WORK INSTRUCTION. Among the entries that follow, find the lines containing the string "INCH" and copy them.

──────── AVAILABLE DATA

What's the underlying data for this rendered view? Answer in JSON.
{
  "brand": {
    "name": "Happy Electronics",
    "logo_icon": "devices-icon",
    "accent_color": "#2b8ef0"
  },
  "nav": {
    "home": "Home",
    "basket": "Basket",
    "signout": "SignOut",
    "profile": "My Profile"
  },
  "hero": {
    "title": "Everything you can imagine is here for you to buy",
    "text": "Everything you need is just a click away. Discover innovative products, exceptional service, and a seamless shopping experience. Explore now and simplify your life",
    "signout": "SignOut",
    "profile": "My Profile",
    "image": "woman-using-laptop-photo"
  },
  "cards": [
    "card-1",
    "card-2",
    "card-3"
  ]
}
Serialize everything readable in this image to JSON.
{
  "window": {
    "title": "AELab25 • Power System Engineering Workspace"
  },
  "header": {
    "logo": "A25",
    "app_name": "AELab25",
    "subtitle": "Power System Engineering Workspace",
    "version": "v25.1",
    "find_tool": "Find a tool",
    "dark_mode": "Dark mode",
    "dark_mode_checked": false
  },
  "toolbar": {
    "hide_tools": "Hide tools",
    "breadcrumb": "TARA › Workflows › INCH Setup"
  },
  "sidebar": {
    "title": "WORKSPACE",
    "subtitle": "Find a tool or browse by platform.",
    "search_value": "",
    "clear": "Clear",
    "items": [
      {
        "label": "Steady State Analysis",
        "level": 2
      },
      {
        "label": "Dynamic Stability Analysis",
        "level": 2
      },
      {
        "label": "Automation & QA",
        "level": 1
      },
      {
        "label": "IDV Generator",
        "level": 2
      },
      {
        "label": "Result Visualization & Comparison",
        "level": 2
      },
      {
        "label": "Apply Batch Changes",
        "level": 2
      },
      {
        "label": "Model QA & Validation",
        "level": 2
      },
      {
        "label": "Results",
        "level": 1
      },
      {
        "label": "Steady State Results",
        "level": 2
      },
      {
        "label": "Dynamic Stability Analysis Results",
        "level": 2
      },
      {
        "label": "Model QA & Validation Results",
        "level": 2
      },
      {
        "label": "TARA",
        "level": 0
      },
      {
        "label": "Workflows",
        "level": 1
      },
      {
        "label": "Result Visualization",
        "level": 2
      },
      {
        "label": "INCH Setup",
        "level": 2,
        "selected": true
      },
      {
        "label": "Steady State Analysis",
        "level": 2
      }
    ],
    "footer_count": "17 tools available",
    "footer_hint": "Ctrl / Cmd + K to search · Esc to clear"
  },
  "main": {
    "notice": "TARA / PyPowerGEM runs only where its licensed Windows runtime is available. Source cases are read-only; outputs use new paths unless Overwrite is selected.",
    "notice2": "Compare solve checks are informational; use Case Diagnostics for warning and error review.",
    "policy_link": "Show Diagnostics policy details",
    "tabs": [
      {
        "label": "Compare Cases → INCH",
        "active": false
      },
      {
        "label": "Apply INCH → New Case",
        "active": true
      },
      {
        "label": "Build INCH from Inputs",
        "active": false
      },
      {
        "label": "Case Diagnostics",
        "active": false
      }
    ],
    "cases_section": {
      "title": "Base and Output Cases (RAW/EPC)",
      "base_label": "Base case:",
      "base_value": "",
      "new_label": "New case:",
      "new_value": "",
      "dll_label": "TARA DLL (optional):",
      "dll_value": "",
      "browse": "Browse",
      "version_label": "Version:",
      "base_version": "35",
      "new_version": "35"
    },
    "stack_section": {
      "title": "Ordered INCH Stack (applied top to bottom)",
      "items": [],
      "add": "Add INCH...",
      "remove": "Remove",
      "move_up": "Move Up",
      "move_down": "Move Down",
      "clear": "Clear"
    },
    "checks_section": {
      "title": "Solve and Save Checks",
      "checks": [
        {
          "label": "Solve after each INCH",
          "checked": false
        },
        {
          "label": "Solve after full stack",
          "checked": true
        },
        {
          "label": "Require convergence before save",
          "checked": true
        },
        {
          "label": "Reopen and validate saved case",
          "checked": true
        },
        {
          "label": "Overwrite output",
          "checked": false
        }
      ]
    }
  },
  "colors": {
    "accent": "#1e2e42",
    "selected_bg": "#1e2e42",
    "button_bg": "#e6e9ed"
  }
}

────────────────

SOLVED PROBLEM.
    "breadcrumb": "TARA › Workflows › INCH Setup"
        "label": "INCH Setup",
        "label": "Compare Cases → INCH",
        "label": "Apply INCH → New Case",
        "label": "Build INCH from Inputs",
      "title": "Ordered INCH Stack (applied top to bottom)",
      "add": "Add INCH...",
          "label": "Solve after each INCH",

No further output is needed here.